Story highlights

Princes William and Harry and the Duchess of Cambridge talk about mental health in a video released Friday

Addressing his mother's death, William said "it's very easy to run away from it"

The conversation was part of the Heads Together campaign, which aims to end the stigma around mental health

CNN  — 

It is rare for the Duchess of Cambridge, wife of Prince William, to speak candidly on film. But in a video released Friday, Kate talks openly with her husband and Prince Harry about mental health and the importance of discussing mental wellbeing.

The video, filmed at Kensington Palace earlier this week, is part of the Heads Together campaign, which aims to end the stigma around mental health. The three young royals have been spearheading the campaign since its launch in 2016.

In the film, Kate talks openly about the struggles she has faced as a mother.

“Having a child, particularly your first child, is such a life-changing moment. Nothing can really prepare you for that,” she explained.

Turning to her husband with a wry smile, she said, “Remember the first few days with little George? You have no idea what you’re doing.”

The Duke and Duchess of Cambridge and Prince Harry joined Heads Together for a London Marathon Training Day in February.

William also spoke about the emotional toll of working for the air ambulance and the importance of talking with his colleagues.
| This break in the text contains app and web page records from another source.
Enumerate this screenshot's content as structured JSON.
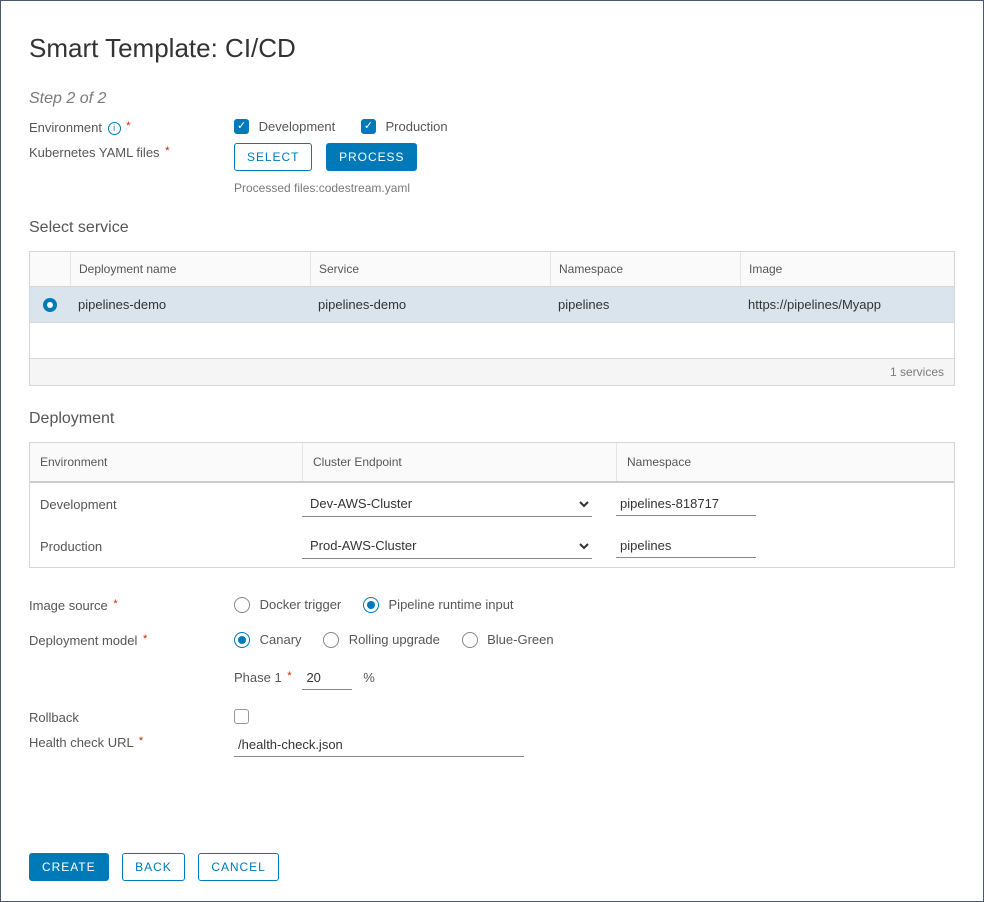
{
  "title": "Smart Template: CI/CD",
  "step": "Step 2 of 2",
  "labels": {
    "environment": "Environment",
    "k8s": "Kubernetes YAML files",
    "select": "Select",
    "process": "Process",
    "processed": "Processed files:codestream.yaml",
    "select_service": "Select service",
    "deployment": "Deployment",
    "image_source": "Image source",
    "deployment_model": "Deployment model",
    "rollback": "Rollback",
    "health_check": "Health check URL",
    "phase1": "Phase 1",
    "percent": "%",
    "create": "Create",
    "back": "Back",
    "cancel": "Cancel"
  },
  "env_options": {
    "dev": "Development",
    "prod": "Production"
  },
  "service_table": {
    "headers": {
      "deployment": "Deployment name",
      "service": "Service",
      "namespace": "Namespace",
      "image": "Image"
    },
    "rows": [
      {
        "deployment": "pipelines-demo",
        "service": "pipelines-demo",
        "namespace": "pipelines",
        "image": "https://pipelines/Myapp"
      }
    ],
    "footer": "1 services"
  },
  "deployment_table": {
    "headers": {
      "env": "Environment",
      "cluster": "Cluster Endpoint",
      "ns": "Namespace"
    },
    "rows": [
      {
        "env": "Development",
        "cluster": "Dev-AWS-Cluster",
        "ns": "pipelines-818717"
      },
      {
        "env": "Production",
        "cluster": "Prod-AWS-Cluster",
        "ns": "pipelines"
      }
    ]
  },
  "image_source": {
    "docker": "Docker trigger",
    "runtime": "Pipeline runtime input"
  },
  "deployment_model": {
    "canary": "Canary",
    "rolling": "Rolling upgrade",
    "bluegreen": "Blue-Green"
  },
  "phase1_value": "20",
  "health_check_value": "/health-check.json"
}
Sharing your problems can “halve them,” he said.

The film is the latest in a series of media appearances by William, Kate and Harry as part of Heads Together and comes just days after Prince William’s FaceTime conversation with Lady Gaga, who talked about her struggles living with post-traumatic stress disorder.

“It’s time that everyone speaks up,” the Prince told Lady Gaga. “Just having a conversation with a friend or family member can really make such a difference.”

HOUSTON, TX - FEBRUARY 05:  Lady Gaga performs during the Pepsi Zero Sugar Super Bowl 51 Halftime Show at NRG Stadium on February 5, 2017 in Houston, Texas.  (Photo by Ronald Martinez/Getty Images)
Lady Gaga talks to Prince William about PTSD
01:35 - Source: CNN

In an interview with British newspaper The Telegraph earlier this week, Prince Harry spoke candidly about the “total chaos” he experienced after losing his mother, and the problems caused by bottling up his emotions rather than talking about them.

Princess Diana died in a car crash in Paris on August 31, 1997. Harry was 12 at the time and his brother William was 15.

“I can safely say that losing my mum at the age of 12 and therefore shutting down all of my emotions for the last 20 years has had a quite serious effect on not only my personal life but also my work as well,” he said.

NOTTINGHAM, ENGLAND -  OCTOBER 26: Prince Harry waves as he leaves Nottingham's new Central Police Station on October 26, 2016 in Nottingham, England. (Photo by Joe Giddins - WPA Pool/Getty Images)
Listen: Prince Harry reveals grief battle
01:35 - Source: CNN

It was a subject he also addressed in the film released Friday.

“I always thought to myself, what’s the point of bringing up the past, what’s the point of bringing up something that’s only going to make you sad?,” Harry said. “It ain’t gonna change it, it ain’t gonna bring her back. When you start thinking like that it can be really damaging.”

After speaking to other families, he realized he didn’t “want them to have to go through the same things … you want to try help as much as you can and try and empower them to have that conversation.”

William agreed: “Harry and I, over the years, have not talked enough about our mother,” he said, adding: “It’s very easy to run away from it … to avoid it the whole time.”

But at some point, he said, “someone has to lead and has to be brave enough to force that conversation.”

They also acknowledged how their mother’s death had brought them closer to each other. William said the brothers were “uniquely bonded because of what we’ve been through.”

A spokesperson for Kensington Palace said the two Princes and the Duchess of Cambridge chose to film the clip because, “having asked others to start conversations on mental health with their friends and families, they wanted to show that they are taking part as well. They hope the film shows how positive a conversation on mental health can be.”

This Sunday, 700 runners are raising money for Heads Together by taking part in the London Marathon. Many of them have struggled with mental illness, or have experienced its effects first hand.

Heads Together was launched in 2016 by a team of charities including Mind, CALM (The Campaign Against Living Miserably), and Contact (a military mental health coalition).